[Dataset rows for apps and sites]
————
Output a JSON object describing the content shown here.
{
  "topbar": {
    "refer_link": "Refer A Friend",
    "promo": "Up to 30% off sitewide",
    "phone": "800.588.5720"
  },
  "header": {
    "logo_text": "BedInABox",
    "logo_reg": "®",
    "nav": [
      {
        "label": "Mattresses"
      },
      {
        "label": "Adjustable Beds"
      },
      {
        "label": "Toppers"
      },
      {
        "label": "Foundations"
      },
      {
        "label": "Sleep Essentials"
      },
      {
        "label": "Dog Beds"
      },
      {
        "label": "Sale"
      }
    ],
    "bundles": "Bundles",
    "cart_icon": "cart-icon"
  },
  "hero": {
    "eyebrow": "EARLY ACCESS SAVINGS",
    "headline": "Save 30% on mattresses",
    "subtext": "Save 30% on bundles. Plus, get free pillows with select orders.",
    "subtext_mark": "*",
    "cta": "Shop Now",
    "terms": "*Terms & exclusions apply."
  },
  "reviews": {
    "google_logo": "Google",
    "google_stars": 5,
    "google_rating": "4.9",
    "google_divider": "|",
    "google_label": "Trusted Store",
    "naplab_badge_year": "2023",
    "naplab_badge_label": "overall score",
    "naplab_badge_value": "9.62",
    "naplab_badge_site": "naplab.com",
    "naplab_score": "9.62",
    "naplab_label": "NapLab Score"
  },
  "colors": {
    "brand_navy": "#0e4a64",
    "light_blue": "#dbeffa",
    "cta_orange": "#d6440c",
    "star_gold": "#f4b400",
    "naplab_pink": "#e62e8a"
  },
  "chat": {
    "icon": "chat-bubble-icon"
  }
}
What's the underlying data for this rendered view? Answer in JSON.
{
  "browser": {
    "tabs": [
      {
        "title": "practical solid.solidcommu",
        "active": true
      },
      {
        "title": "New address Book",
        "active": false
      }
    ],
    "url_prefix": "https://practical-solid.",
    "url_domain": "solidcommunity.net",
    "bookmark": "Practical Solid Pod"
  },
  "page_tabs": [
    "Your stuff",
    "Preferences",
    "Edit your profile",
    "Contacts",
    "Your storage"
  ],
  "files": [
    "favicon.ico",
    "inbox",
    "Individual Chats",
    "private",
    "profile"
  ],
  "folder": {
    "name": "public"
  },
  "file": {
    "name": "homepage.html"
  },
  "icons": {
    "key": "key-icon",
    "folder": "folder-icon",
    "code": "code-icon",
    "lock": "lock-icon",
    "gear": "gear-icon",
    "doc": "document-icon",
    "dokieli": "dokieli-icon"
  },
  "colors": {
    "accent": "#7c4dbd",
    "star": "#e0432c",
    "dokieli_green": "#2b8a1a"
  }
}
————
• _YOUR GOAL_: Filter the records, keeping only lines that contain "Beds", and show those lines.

• _REPLY TO THE EXERCISE_:
        "label": "Adjustable Beds"
        "label": "Dog Beds"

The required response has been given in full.